BEGIN LISTED RECORDS

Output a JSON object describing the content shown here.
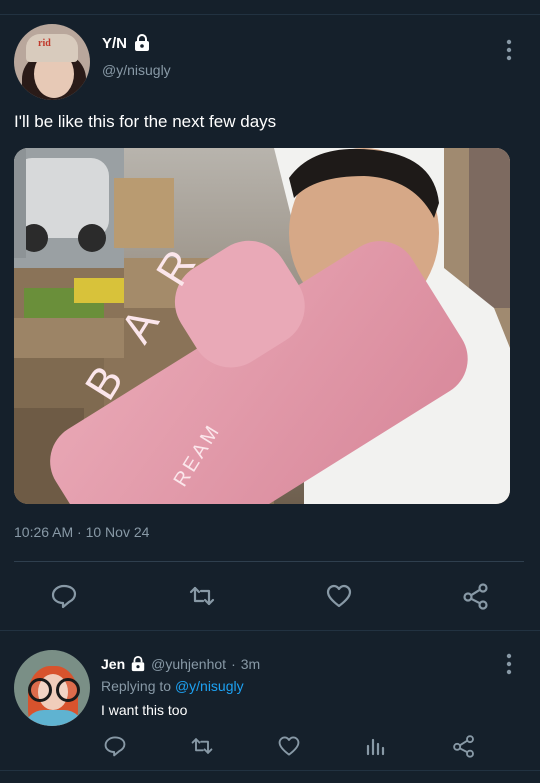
{
  "tweet": {
    "display_name": "Y/N",
    "handle": "@y/nisugly",
    "text": "I'll be like this for the next few days",
    "timestamp": "10:26 AM · 10 Nov 24",
    "media": {
      "overlay_text_1": "B A R",
      "overlay_text_2": "REAM"
    },
    "avatar_hat_text": "rid"
  },
  "actions": [
    "reply-icon",
    "retweet-icon",
    "like-icon",
    "share-icon"
  ],
  "reply": {
    "display_name": "Jen",
    "handle": "@yuhjenhot",
    "separator": "·",
    "age": "3m",
    "replying_prefix": "Replying to",
    "replying_to": "@y/nisugly",
    "text": "I want this too"
  },
  "reply_actions": [
    "reply-icon",
    "retweet-icon",
    "like-icon",
    "analytics-icon",
    "share-icon"
  ],
  "colors": {
    "background": "#15202b",
    "secondary_text": "#8899a6",
    "link": "#1da1f2",
    "divider": "#2f3f4e"
  }
}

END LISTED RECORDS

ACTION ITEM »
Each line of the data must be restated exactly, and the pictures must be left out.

SOLUTION BELOW »
Output a JSON object describing the content shown here.
{
  "tweet": {
    "display_name": "Y/N",
    "handle": "@y/nisugly",
    "text": "I'll be like this for the next few days",
    "timestamp": "10:26 AM · 10 Nov 24",
    "media": {
      "overlay_text_1": "B A R",
      "overlay_text_2": "REAM"
    },
    "avatar_hat_text": "rid"
  },
  "actions": [
    "reply-icon",
    "retweet-icon",
    "like-icon",
    "share-icon"
  ],
  "reply": {
    "display_name": "Jen",
    "handle": "@yuhjenhot",
    "separator": "·",
    "age": "3m",
    "replying_prefix": "Replying to",
    "replying_to": "@y/nisugly",
    "text": "I want this too"
  },
  "reply_actions": [
    "reply-icon",
    "retweet-icon",
    "like-icon",
    "analytics-icon",
    "share-icon"
  ],
  "colors": {
    "background": "#15202b",
    "secondary_text": "#8899a6",
    "link": "#1da1f2",
    "divider": "#2f3f4e"
  }
}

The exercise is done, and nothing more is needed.